Work task:
What follows is a set of records. Retype them exactly, leaving out the pictures.

++++ Task input

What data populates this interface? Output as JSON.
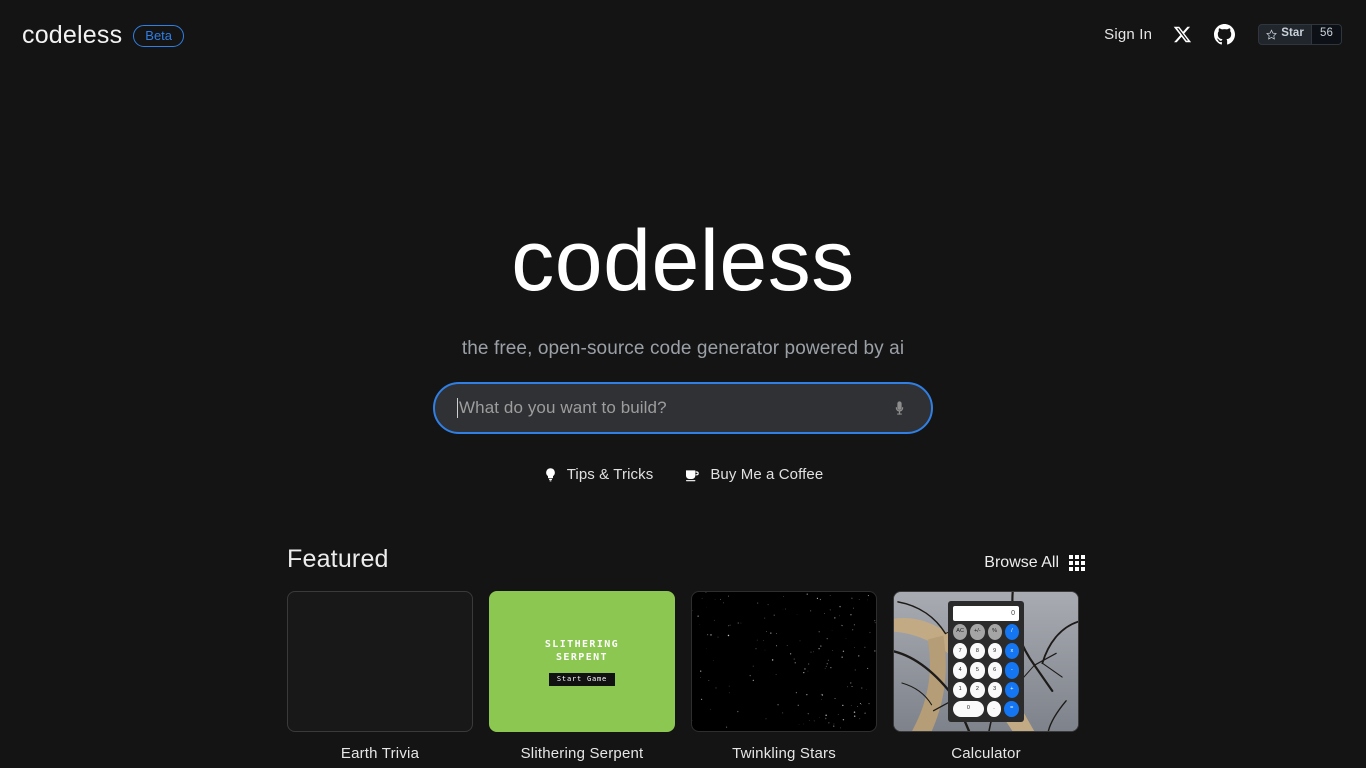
{
  "topbar": {
    "brand": "codeless",
    "badge": "Beta",
    "sign_in": "Sign In",
    "x_icon": "x-twitter-icon",
    "github_icon": "github-icon",
    "github_star": {
      "star_icon": "star-outline-icon",
      "label": "Star",
      "count": "56"
    }
  },
  "hero": {
    "title": "codeless",
    "subtitle": "the free, open-source code generator powered by ai",
    "search": {
      "value": "",
      "placeholder": "What do you want to build?",
      "mic_icon": "microphone-icon"
    },
    "quick_links": [
      {
        "label": "Tips & Tricks",
        "icon": "lightbulb-icon"
      },
      {
        "label": "Buy Me a Coffee",
        "icon": "coffee-cup-icon"
      }
    ]
  },
  "featured": {
    "title": "Featured",
    "browse_all": "Browse All",
    "grid_icon": "grid-3x3-icon",
    "cards": [
      {
        "label": "Earth Trivia",
        "thumb": "blank-dark"
      },
      {
        "label": "Slithering Serpent",
        "thumb": "snake-game",
        "preview": {
          "title_line1": "SLITHERING",
          "title_line2": "SERPENT",
          "button": "Start Game",
          "bg_color": "#8cc751"
        }
      },
      {
        "label": "Twinkling Stars",
        "thumb": "starfield",
        "preview": {
          "bg_color": "#000000"
        }
      },
      {
        "label": "Calculator",
        "thumb": "calculator",
        "preview": {
          "display": "0",
          "keys": [
            [
              "AC",
              "+/-",
              "%",
              "/"
            ],
            [
              "7",
              "8",
              "9",
              "x"
            ],
            [
              "4",
              "5",
              "6",
              "-"
            ],
            [
              "1",
              "2",
              "3",
              "+"
            ],
            [
              "0",
              ".",
              "="
            ]
          ],
          "accent_color": "#1476f2"
        }
      }
    ]
  },
  "colors": {
    "background": "#141414",
    "accent_blue": "#2f7fe4",
    "search_bg": "#303134"
  }
}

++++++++

Exercise output:
What data populates this interface? Output as JSON.
{
  "topbar": {
    "brand": "codeless",
    "badge": "Beta",
    "sign_in": "Sign In",
    "x_icon": "x-twitter-icon",
    "github_icon": "github-icon",
    "github_star": {
      "star_icon": "star-outline-icon",
      "label": "Star",
      "count": "56"
    }
  },
  "hero": {
    "title": "codeless",
    "subtitle": "the free, open-source code generator powered by ai",
    "search": {
      "value": "",
      "placeholder": "What do you want to build?",
      "mic_icon": "microphone-icon"
    },
    "quick_links": [
      {
        "label": "Tips & Tricks",
        "icon": "lightbulb-icon"
      },
      {
        "label": "Buy Me a Coffee",
        "icon": "coffee-cup-icon"
      }
    ]
  },
  "featured": {
    "title": "Featured",
    "browse_all": "Browse All",
    "grid_icon": "grid-3x3-icon",
    "cards": [
      {
        "label": "Earth Trivia",
        "thumb": "blank-dark"
      },
      {
        "label": "Slithering Serpent",
        "thumb": "snake-game",
        "preview": {
          "title_line1": "SLITHERING",
          "title_line2": "SERPENT",
          "button": "Start Game",
          "bg_color": "#8cc751"
        }
      },
      {
        "label": "Twinkling Stars",
        "thumb": "starfield",
        "preview": {
          "bg_color": "#000000"
        }
      },
      {
        "label": "Calculator",
        "thumb": "calculator",
        "preview": {
          "display": "0",
          "keys": [
            [
              "AC",
              "+/-",
              "%",
              "/"
            ],
            [
              "7",
              "8",
              "9",
              "x"
            ],
            [
              "4",
              "5",
              "6",
              "-"
            ],
            [
              "1",
              "2",
              "3",
              "+"
            ],
            [
              "0",
              ".",
              "="
            ]
          ],
          "accent_color": "#1476f2"
        }
      }
    ]
  },
  "colors": {
    "background": "#141414",
    "accent_blue": "#2f7fe4",
    "search_bg": "#303134"
  }
}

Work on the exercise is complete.